Second, while Xu urges us to take the Chinese case in world-historical context, some connections between land reforms in decolonizing nations and those in China required more explanation. He briefly notes that Taiwan undertook land reforms at the demand of peasants, who clearly saw the Chinese path as a desirable model, and that Mao pointed to the Soviet experience as support for his agrarian agenda. And later pro-reformists pointed to U.S. and Europe as evidence for the superiority of ‘modernization’ (33). But what was the significance of China itself for, say, Africa and South Asia? If there was no significance, why mention them? Xu mentions how Chinese intellectuals represent Latin American peasant movements to suit their politics, but how China’s agrarian reform is held up as a model by IFIs and neoliberals now is left unquestioned.
These minor reservations notwithstanding, Xu’s class-based analysis of the Chinese state and its economic policy transformations should be required reading for scholars, students and activists interested in agrarian political economy and ‘the rise of China’. His combination of methods advances a convincing counter-narrative to celebratory accounts without at any point seeming too eclectic. Bringing a wealth of contradicting evidence to deconstruct celebratory narratives of China’s agrarian reform advanced by new structuralists, and neoliberals alike, Xu’s task now is to move from deconstruction to reconstruction. In doing so, Xu should expand on his claim that ‘the remarkable development of the socialist economy…built the conditions for the dramatic output growth’ (55). It would entail a class- and institution-sensitive analysis of agrarian change, within and beyond the CCP, in its variegated experiences in the provinces, and include a clear assessment of the possibilities of collective production in China’s now largely urban- and market-based social formation. As the Party increasingly aims to internationalize while ‘rejuvenating’ the Chinese nation, how a globalizing China approaches the remnants of the world’s peasant population will undoubtedly remain a critical issue for decades to come.

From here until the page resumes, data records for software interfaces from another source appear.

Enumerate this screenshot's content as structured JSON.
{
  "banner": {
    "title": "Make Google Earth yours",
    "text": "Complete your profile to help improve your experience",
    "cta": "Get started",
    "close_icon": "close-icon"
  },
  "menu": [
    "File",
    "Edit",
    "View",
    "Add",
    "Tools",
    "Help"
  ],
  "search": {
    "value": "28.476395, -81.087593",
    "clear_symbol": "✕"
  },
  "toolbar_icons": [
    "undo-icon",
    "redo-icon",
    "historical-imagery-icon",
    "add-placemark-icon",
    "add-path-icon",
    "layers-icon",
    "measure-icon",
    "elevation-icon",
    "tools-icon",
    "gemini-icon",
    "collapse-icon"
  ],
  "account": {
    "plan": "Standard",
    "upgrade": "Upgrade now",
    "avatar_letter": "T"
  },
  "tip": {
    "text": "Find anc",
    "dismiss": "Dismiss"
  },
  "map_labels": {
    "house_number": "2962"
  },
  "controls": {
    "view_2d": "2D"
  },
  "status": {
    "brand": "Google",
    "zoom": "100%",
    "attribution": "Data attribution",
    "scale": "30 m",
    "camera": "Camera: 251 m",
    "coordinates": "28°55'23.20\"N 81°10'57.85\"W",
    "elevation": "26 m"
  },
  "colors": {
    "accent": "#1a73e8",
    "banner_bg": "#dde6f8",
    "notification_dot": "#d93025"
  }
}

Chris Meulbroek is an M.A. student in the Department of Geography at the University of British Columbia. He is broadly interested in the geopolitical economy of development and economic policy formation in Greater China.